- **DESCRIPTION OF THE TASK**: For this exercise, output every line of the data as it stands.

- **INFORMATION**:
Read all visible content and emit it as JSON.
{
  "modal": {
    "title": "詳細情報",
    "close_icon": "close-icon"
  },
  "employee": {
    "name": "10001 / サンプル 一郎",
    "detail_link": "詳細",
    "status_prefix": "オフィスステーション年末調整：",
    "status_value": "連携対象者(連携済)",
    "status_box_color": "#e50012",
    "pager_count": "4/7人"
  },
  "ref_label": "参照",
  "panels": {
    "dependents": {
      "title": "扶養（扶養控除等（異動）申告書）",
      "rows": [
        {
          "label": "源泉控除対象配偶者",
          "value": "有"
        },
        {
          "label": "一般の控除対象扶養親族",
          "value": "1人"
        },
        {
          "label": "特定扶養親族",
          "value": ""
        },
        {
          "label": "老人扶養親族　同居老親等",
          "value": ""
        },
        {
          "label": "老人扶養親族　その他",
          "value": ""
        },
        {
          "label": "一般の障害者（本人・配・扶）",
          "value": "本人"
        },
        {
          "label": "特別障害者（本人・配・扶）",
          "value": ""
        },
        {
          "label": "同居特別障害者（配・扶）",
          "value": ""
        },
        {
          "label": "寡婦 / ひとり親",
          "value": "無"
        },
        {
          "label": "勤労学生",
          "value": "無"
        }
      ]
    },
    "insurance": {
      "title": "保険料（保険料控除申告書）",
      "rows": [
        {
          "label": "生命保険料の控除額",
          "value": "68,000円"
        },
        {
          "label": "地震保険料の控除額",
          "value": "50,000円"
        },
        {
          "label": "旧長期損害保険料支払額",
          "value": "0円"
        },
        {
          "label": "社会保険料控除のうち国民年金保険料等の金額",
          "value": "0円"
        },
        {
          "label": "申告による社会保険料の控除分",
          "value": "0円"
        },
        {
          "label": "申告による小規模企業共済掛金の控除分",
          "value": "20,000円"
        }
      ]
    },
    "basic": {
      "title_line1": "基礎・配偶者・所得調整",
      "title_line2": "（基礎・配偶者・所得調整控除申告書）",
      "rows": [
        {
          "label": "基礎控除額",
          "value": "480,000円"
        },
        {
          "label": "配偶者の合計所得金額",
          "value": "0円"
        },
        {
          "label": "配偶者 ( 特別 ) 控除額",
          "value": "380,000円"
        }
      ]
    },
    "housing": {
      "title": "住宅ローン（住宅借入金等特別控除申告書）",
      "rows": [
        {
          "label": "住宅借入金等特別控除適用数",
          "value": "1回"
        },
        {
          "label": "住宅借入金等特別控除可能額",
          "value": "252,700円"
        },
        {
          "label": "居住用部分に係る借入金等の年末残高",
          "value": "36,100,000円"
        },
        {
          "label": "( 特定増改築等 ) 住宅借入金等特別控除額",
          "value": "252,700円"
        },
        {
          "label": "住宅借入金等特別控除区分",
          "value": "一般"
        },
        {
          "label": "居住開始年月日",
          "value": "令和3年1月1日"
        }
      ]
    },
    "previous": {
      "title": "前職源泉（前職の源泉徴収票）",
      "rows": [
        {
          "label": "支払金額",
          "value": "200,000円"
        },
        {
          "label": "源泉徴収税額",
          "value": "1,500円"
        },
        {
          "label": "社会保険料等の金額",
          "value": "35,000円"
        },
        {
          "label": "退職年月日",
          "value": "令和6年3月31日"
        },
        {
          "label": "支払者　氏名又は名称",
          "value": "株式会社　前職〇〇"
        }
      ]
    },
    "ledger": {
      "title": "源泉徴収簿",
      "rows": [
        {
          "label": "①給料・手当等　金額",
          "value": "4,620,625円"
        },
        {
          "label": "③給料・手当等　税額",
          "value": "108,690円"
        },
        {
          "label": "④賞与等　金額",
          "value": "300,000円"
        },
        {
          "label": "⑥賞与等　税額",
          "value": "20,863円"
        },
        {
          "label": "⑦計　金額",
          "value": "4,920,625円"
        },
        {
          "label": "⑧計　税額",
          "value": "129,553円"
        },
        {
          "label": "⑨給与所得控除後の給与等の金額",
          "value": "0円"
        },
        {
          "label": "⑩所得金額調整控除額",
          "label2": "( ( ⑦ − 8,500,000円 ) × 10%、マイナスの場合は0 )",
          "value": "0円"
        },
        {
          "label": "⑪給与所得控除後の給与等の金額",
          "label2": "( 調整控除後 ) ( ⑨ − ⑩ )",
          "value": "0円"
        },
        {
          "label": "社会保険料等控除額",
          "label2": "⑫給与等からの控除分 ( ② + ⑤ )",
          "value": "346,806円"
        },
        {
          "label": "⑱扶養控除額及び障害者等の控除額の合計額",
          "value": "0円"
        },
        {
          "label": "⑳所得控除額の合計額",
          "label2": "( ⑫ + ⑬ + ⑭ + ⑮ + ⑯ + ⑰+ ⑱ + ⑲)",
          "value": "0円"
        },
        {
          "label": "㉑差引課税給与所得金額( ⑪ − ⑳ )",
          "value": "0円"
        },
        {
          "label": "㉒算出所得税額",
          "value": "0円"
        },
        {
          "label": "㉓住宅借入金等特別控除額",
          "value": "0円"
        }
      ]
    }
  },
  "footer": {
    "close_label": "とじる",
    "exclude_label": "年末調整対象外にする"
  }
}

- **WRITTEN ANSWER**:
Read all visible content and emit it as JSON.
{
  "modal": {
    "title": "詳細情報",
    "close_icon": "close-icon"
  },
  "employee": {
    "name": "10001 / サンプル 一郎",
    "detail_link": "詳細",
    "status_prefix": "オフィスステーション年末調整：",
    "status_value": "連携対象者(連携済)",
    "status_box_color": "#e50012",
    "pager_count": "4/7人"
  },
  "ref_label": "参照",
  "panels": {
    "dependents": {
      "title": "扶養（扶養控除等（異動）申告書）",
      "rows": [
        {
          "label": "源泉控除対象配偶者",
          "value": "有"
        },
        {
          "label": "一般の控除対象扶養親族",
          "value": "1人"
        },
        {
          "label": "特定扶養親族",
          "value": ""
        },
        {
          "label": "老人扶養親族　同居老親等",
          "value": ""
        },
        {
          "label": "老人扶養親族　その他",
          "value": ""
        },
        {
          "label": "一般の障害者（本人・配・扶）",
          "value": "本人"
        },
        {
          "label": "特別障害者（本人・配・扶）",
          "value": ""
        },
        {
          "label": "同居特別障害者（配・扶）",
          "value": ""
        },
        {
          "label": "寡婦 / ひとり親",
          "value": "無"
        },
        {
          "label": "勤労学生",
          "value": "無"
        }
      ]
    },
    "insurance": {
      "title": "保険料（保険料控除申告書）",
      "rows": [
        {
          "label": "生命保険料の控除額",
          "value": "68,000円"
        },
        {
          "label": "地震保険料の控除額",
          "value": "50,000円"
        },
        {
          "label": "旧長期損害保険料支払額",
          "value": "0円"
        },
        {
          "label": "社会保険料控除のうち国民年金保険料等の金額",
          "value": "0円"
        },
        {
          "label": "申告による社会保険料の控除分",
          "value": "0円"
        },
        {
          "label": "申告による小規模企業共済掛金の控除分",
          "value": "20,000円"
        }
      ]
    },
    "basic": {
      "title_line1": "基礎・配偶者・所得調整",
      "title_line2": "（基礎・配偶者・所得調整控除申告書）",
      "rows": [
        {
          "label": "基礎控除額",
          "value": "480,000円"
        },
        {
          "label": "配偶者の合計所得金額",
          "value": "0円"
        },
        {
          "label": "配偶者 ( 特別 ) 控除額",
          "value": "380,000円"
        }
      ]
    },
    "housing": {
      "title": "住宅ローン（住宅借入金等特別控除申告書）",
      "rows": [
        {
          "label": "住宅借入金等特別控除適用数",
          "value": "1回"
        },
        {
          "label": "住宅借入金等特別控除可能額",
          "value": "252,700円"
        },
        {
          "label": "居住用部分に係る借入金等の年末残高",
          "value": "36,100,000円"
        },
        {
          "label": "( 特定増改築等 ) 住宅借入金等特別控除額",
          "value": "252,700円"
        },
        {
          "label": "住宅借入金等特別控除区分",
          "value": "一般"
        },
        {
          "label": "居住開始年月日",
          "value": "令和3年1月1日"
        }
      ]
    },
    "previous": {
      "title": "前職源泉（前職の源泉徴収票）",
      "rows": [
        {
          "label": "支払金額",
          "value": "200,000円"
        },
        {
          "label": "源泉徴収税額",
          "value": "1,500円"
        },
        {
          "label": "社会保険料等の金額",
          "value": "35,000円"
        },
        {
          "label": "退職年月日",
          "value": "令和6年3月31日"
        },
        {
          "label": "支払者　氏名又は名称",
          "value": "株式会社　前職〇〇"
        }
      ]
    },
    "ledger": {
      "title": "源泉徴収簿",
      "rows": [
        {
          "label": "①給料・手当等　金額",
          "value": "4,620,625円"
        },
        {
          "label": "③給料・手当等　税額",
          "value": "108,690円"
        },
        {
          "label": "④賞与等　金額",
          "value": "300,000円"
        },
        {
          "label": "⑥賞与等　税額",
          "value": "20,863円"
        },
        {
          "label": "⑦計　金額",
          "value": "4,920,625円"
        },
        {
          "label": "⑧計　税額",
          "value": "129,553円"
        },
        {
          "label": "⑨給与所得控除後の給与等の金額",
          "value": "0円"
        },
        {
          "label": "⑩所得金額調整控除額",
          "label2": "( ( ⑦ − 8,500,000円 ) × 10%、マイナスの場合は0 )",
          "value": "0円"
        },
        {
          "label": "⑪給与所得控除後の給与等の金額",
          "label2": "( 調整控除後 ) ( ⑨ − ⑩ )",
          "value": "0円"
        },
        {
          "label": "社会保険料等控除額",
          "label2": "⑫給与等からの控除分 ( ② + ⑤ )",
          "value": "346,806円"
        },
        {
          "label": "⑱扶養控除額及び障害者等の控除額の合計額",
          "value": "0円"
        },
        {
          "label": "⑳所得控除額の合計額",
          "label2": "( ⑫ + ⑬ + ⑭ + ⑮ + ⑯ + ⑰+ ⑱ + ⑲)",
          "value": "0円"
        },
        {
          "label": "㉑差引課税給与所得金額( ⑪ − ⑳ )",
          "value": "0円"
        },
        {
          "label": "㉒算出所得税額",
          "value": "0円"
        },
        {
          "label": "㉓住宅借入金等特別控除額",
          "value": "0円"
        }
      ]
    }
  },
  "footer": {
    "close_label": "とじる",
    "exclude_label": "年末調整対象外にする"
  }
}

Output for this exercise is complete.